=== Begin Enclosure ===

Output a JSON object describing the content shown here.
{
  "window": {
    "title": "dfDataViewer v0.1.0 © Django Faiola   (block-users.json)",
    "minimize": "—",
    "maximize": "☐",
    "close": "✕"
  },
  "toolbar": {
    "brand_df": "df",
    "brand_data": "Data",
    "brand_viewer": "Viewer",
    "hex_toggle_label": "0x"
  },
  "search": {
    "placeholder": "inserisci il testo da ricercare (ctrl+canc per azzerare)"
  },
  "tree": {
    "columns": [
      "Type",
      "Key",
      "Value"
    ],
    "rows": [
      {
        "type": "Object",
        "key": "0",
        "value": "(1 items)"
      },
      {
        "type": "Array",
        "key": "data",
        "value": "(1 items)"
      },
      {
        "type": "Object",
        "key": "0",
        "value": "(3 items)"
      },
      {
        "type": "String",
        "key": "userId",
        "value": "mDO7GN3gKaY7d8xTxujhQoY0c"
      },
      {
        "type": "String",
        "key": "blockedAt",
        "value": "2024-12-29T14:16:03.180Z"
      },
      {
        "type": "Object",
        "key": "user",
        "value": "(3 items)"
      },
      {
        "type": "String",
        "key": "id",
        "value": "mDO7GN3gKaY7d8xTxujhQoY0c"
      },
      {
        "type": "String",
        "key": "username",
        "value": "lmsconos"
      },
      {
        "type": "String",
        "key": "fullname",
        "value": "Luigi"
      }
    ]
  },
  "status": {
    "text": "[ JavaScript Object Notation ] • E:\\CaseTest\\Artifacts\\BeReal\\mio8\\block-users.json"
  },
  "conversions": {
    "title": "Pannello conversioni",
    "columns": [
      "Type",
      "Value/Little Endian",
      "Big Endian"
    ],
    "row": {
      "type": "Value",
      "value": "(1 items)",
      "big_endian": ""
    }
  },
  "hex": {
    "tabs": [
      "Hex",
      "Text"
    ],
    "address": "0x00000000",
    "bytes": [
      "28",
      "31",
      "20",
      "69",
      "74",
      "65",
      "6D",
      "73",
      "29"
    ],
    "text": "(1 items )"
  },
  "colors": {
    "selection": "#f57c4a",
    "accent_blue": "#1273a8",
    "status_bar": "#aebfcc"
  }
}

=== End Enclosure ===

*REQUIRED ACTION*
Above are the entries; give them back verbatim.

*THE COMPLETED TASK*
Output a JSON object describing the content shown here.
{
  "window": {
    "title": "dfDataViewer v0.1.0 © Django Faiola   (block-users.json)",
    "minimize": "—",
    "maximize": "☐",
    "close": "✕"
  },
  "toolbar": {
    "brand_df": "df",
    "brand_data": "Data",
    "brand_viewer": "Viewer",
    "hex_toggle_label": "0x"
  },
  "search": {
    "placeholder": "inserisci il testo da ricercare (ctrl+canc per azzerare)"
  },
  "tree": {
    "columns": [
      "Type",
      "Key",
      "Value"
    ],
    "rows": [
      {
        "type": "Object",
        "key": "0",
        "value": "(1 items)"
      },
      {
        "type": "Array",
        "key": "data",
        "value": "(1 items)"
      },
      {
        "type": "Object",
        "key": "0",
        "value": "(3 items)"
      },
      {
        "type": "String",
        "key": "userId",
        "value": "mDO7GN3gKaY7d8xTxujhQoY0c"
      },
      {
        "type": "String",
        "key": "blockedAt",
        "value": "2024-12-29T14:16:03.180Z"
      },
      {
        "type": "Object",
        "key": "user",
        "value": "(3 items)"
      },
      {
        "type": "String",
        "key": "id",
        "value": "mDO7GN3gKaY7d8xTxujhQoY0c"
      },
      {
        "type": "String",
        "key": "username",
        "value": "lmsconos"
      },
      {
        "type": "String",
        "key": "fullname",
        "value": "Luigi"
      }
    ]
  },
  "status": {
    "text": "[ JavaScript Object Notation ] • E:\\CaseTest\\Artifacts\\BeReal\\mio8\\block-users.json"
  },
  "conversions": {
    "title": "Pannello conversioni",
    "columns": [
      "Type",
      "Value/Little Endian",
      "Big Endian"
    ],
    "row": {
      "type": "Value",
      "value": "(1 items)",
      "big_endian": ""
    }
  },
  "hex": {
    "tabs": [
      "Hex",
      "Text"
    ],
    "address": "0x00000000",
    "bytes": [
      "28",
      "31",
      "20",
      "69",
      "74",
      "65",
      "6D",
      "73",
      "29"
    ],
    "text": "(1 items )"
  },
  "colors": {
    "selection": "#f57c4a",
    "accent_blue": "#1273a8",
    "status_bar": "#aebfcc"
  }
}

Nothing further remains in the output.